◆ Task goal: What you return must match the records word for word, except that images are dropped.

***** Given data

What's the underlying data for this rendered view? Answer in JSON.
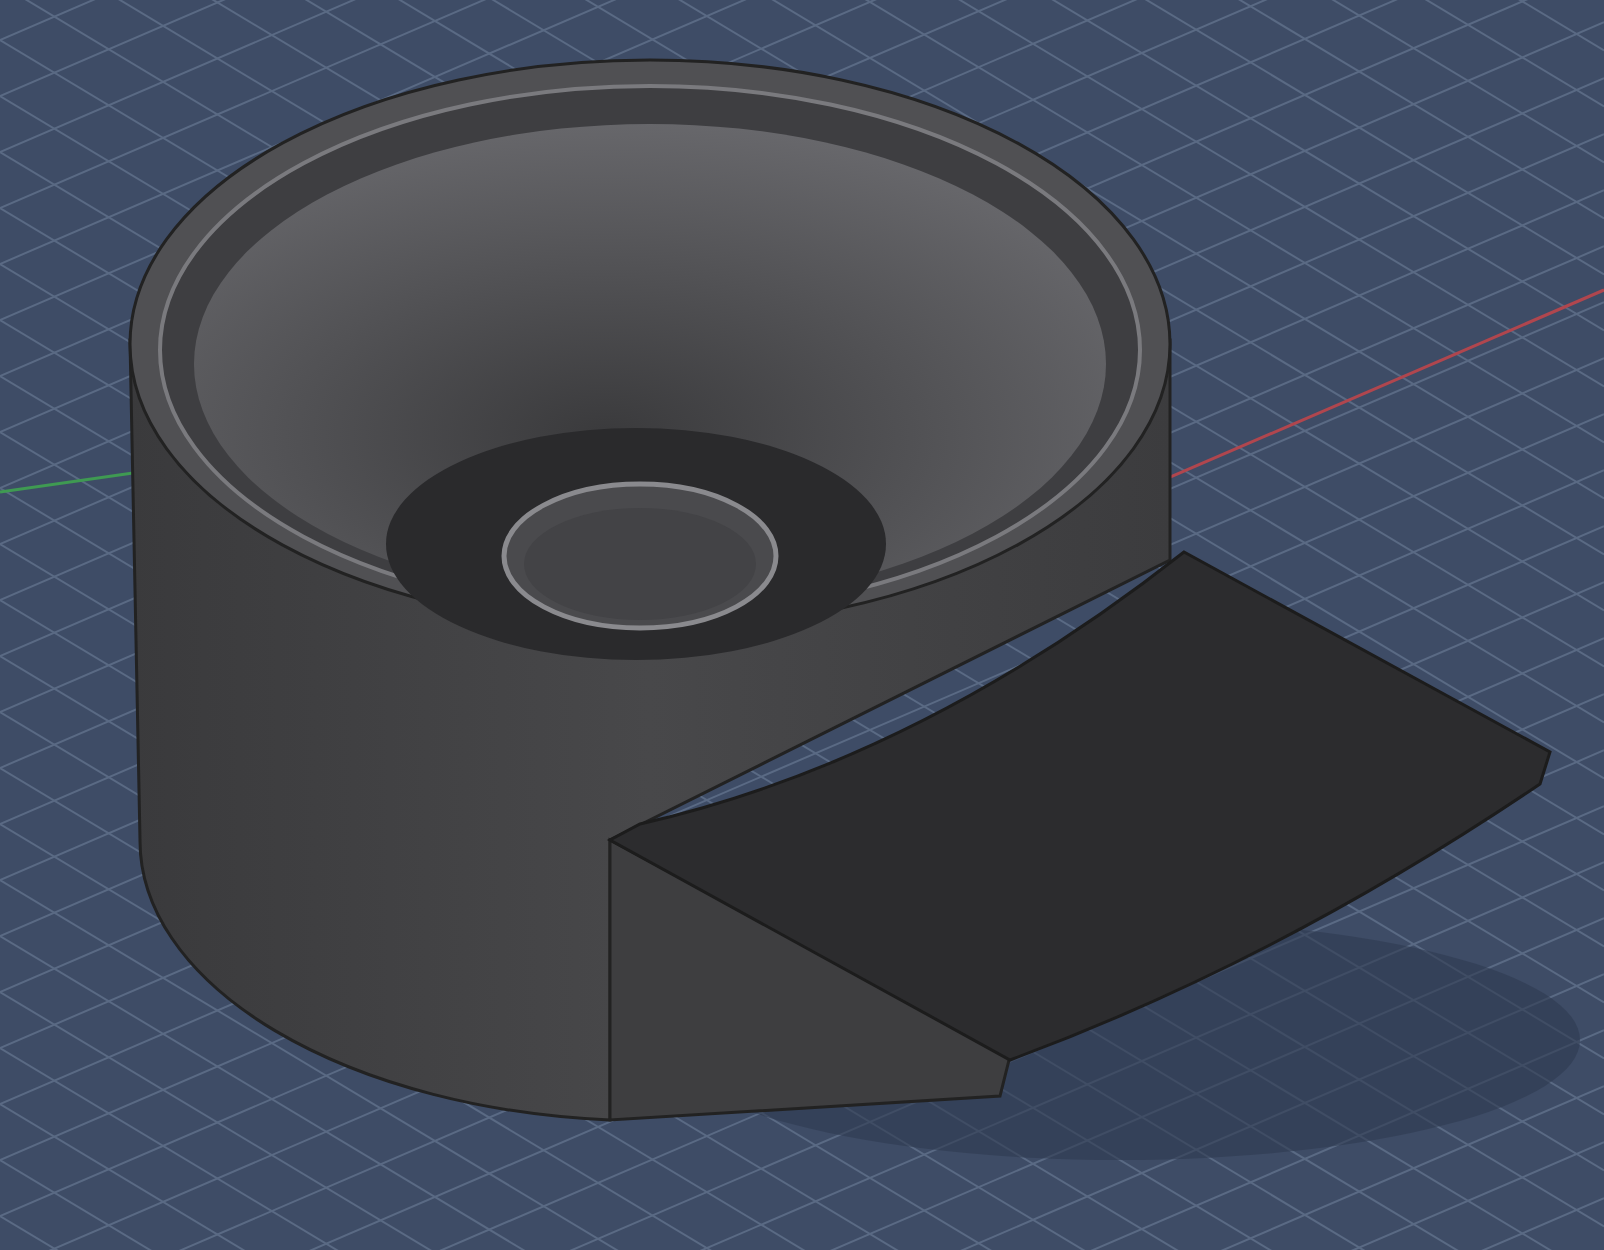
{
  "viewport": {
    "axes": [
      {
        "kind": "x",
        "color": "#b0464e"
      },
      {
        "kind": "y",
        "color": "#3f9a52"
      }
    ]
  }
}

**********

◆ Response to the task:
What's the underlying data for this rendered view? Answer in JSON.
{
  "viewport": {
    "axes": [
      {
        "kind": "x",
        "color": "#b0464e"
      },
      {
        "kind": "y",
        "color": "#3f9a52"
      }
    ]
  }
}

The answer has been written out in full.